'''

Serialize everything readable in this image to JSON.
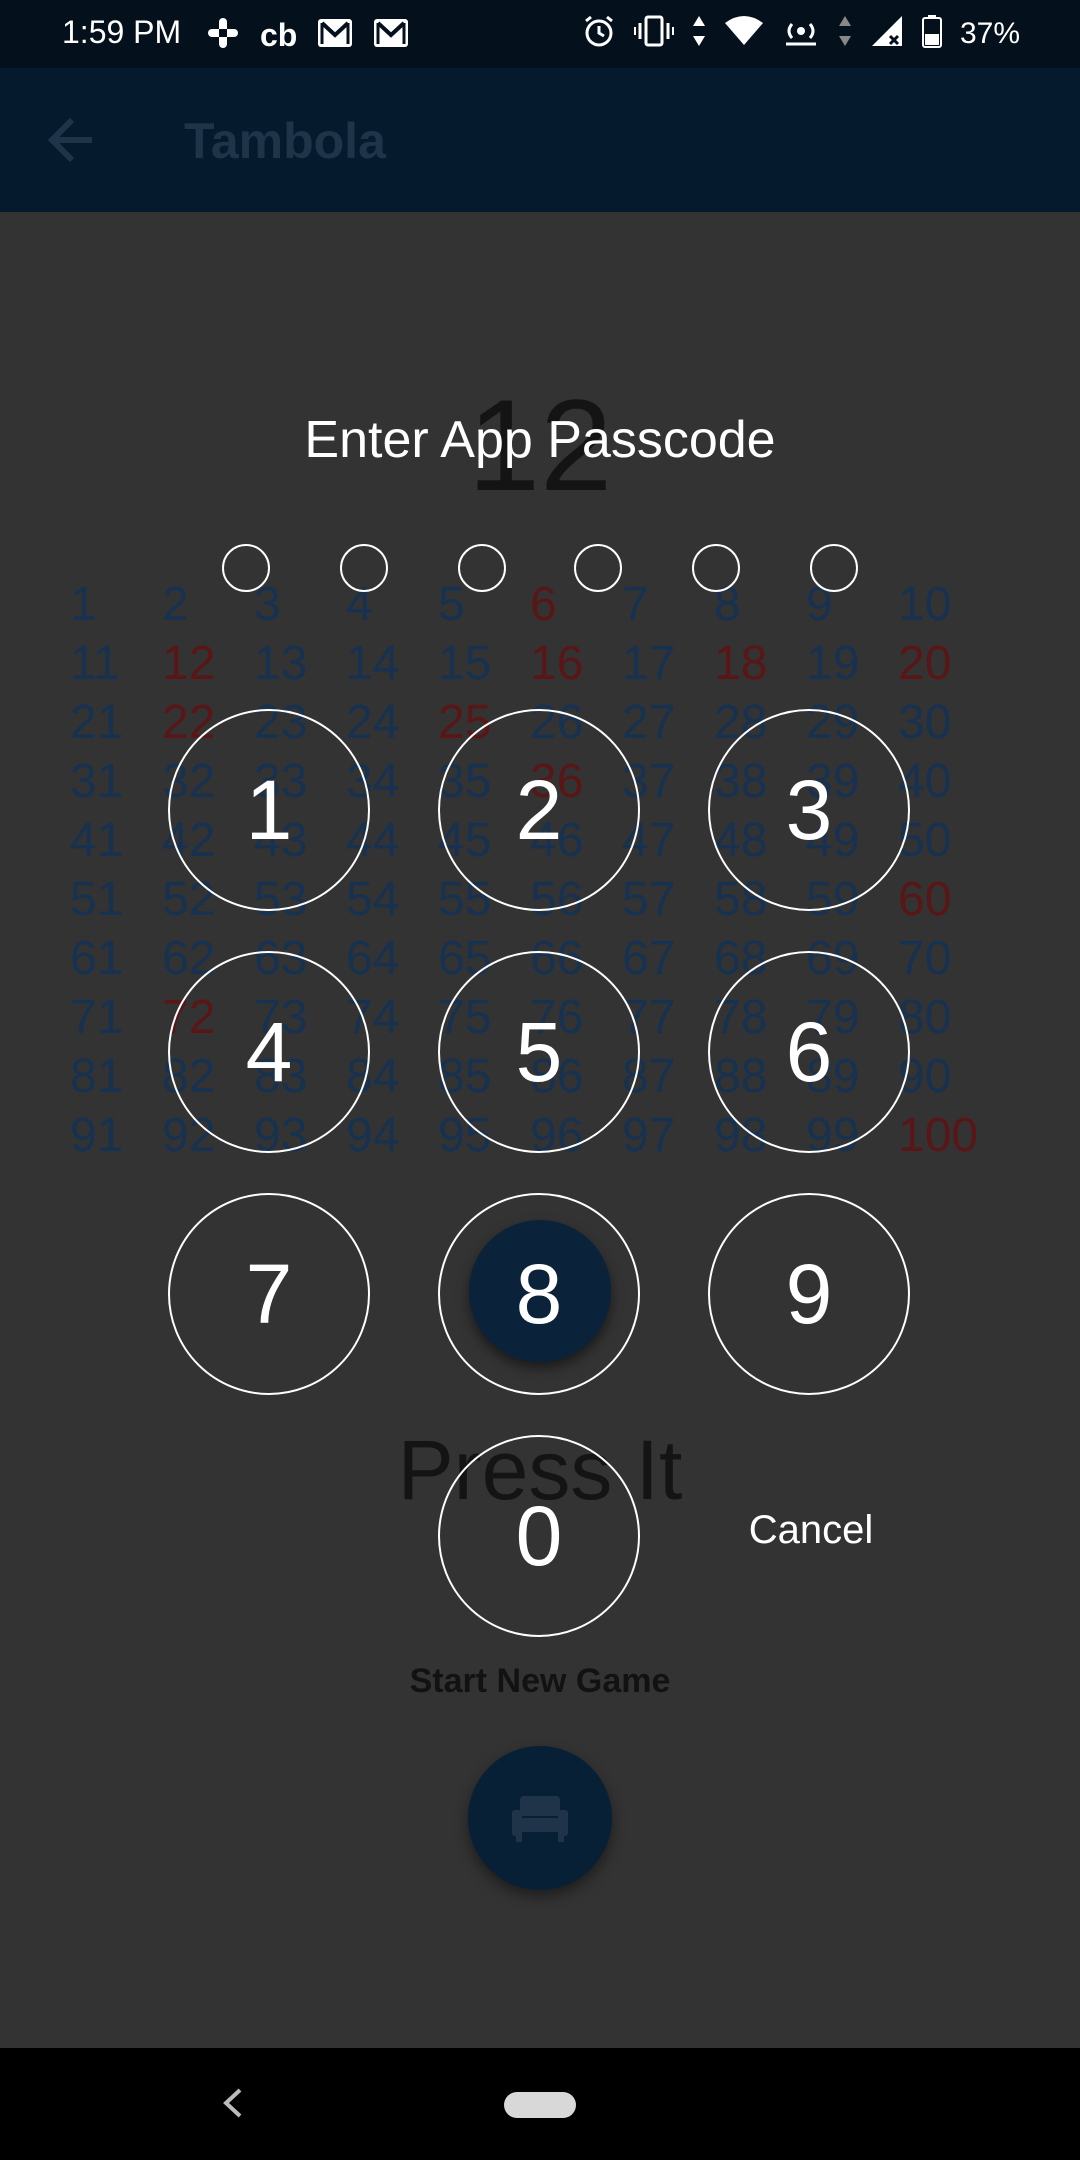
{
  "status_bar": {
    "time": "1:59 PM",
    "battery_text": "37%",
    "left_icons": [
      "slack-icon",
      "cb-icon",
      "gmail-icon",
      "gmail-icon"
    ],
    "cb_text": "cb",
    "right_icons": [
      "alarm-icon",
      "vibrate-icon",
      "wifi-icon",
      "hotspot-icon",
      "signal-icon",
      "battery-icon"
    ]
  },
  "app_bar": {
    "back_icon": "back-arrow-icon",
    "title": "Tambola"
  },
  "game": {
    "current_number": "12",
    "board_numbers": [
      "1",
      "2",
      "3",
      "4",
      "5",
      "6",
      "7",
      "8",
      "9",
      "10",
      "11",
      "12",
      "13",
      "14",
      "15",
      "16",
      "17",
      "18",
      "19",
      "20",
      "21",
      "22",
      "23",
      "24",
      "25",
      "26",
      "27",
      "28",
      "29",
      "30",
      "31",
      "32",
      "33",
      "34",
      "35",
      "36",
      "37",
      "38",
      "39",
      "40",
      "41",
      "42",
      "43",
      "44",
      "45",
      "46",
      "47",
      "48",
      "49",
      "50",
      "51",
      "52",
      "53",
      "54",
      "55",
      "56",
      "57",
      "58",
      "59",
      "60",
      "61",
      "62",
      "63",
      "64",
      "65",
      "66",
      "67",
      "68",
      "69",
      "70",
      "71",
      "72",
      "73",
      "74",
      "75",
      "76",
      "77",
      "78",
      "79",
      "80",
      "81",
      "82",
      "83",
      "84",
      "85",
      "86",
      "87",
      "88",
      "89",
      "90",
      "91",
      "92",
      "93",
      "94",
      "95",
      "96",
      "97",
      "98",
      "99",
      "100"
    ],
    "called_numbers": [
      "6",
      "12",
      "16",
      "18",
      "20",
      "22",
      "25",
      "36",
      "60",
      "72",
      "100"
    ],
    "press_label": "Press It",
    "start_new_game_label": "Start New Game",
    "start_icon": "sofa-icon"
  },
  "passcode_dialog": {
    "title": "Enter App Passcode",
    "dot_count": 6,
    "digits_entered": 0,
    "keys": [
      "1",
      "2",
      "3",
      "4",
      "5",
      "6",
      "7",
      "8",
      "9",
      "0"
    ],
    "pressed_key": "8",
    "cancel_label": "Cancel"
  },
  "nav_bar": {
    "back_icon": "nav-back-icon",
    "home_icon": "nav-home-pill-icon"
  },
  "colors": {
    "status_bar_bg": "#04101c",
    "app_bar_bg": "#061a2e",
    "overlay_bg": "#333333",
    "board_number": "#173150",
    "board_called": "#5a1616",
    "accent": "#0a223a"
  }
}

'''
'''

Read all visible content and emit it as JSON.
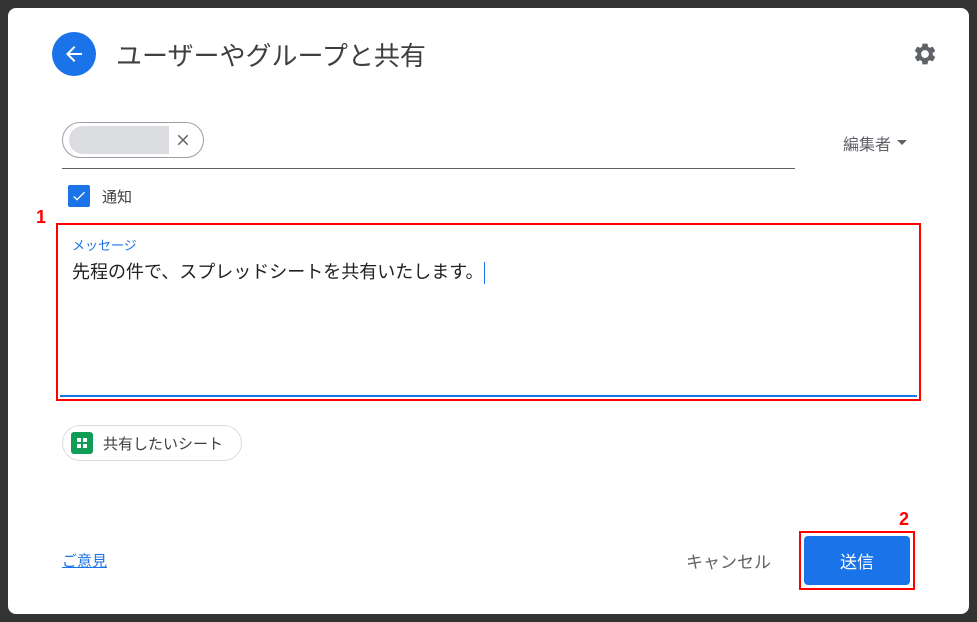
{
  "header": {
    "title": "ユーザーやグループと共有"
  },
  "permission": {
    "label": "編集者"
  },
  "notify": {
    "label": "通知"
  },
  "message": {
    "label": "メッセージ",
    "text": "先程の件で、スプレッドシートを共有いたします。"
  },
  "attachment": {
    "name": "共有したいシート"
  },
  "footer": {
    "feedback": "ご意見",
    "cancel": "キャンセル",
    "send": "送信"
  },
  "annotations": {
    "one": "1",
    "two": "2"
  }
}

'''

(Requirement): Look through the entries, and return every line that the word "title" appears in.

(Response to this exercise):
    "title": "Tambola"
    "title": "Enter App Passcode",
    "title": "ユーザーやグループと共有"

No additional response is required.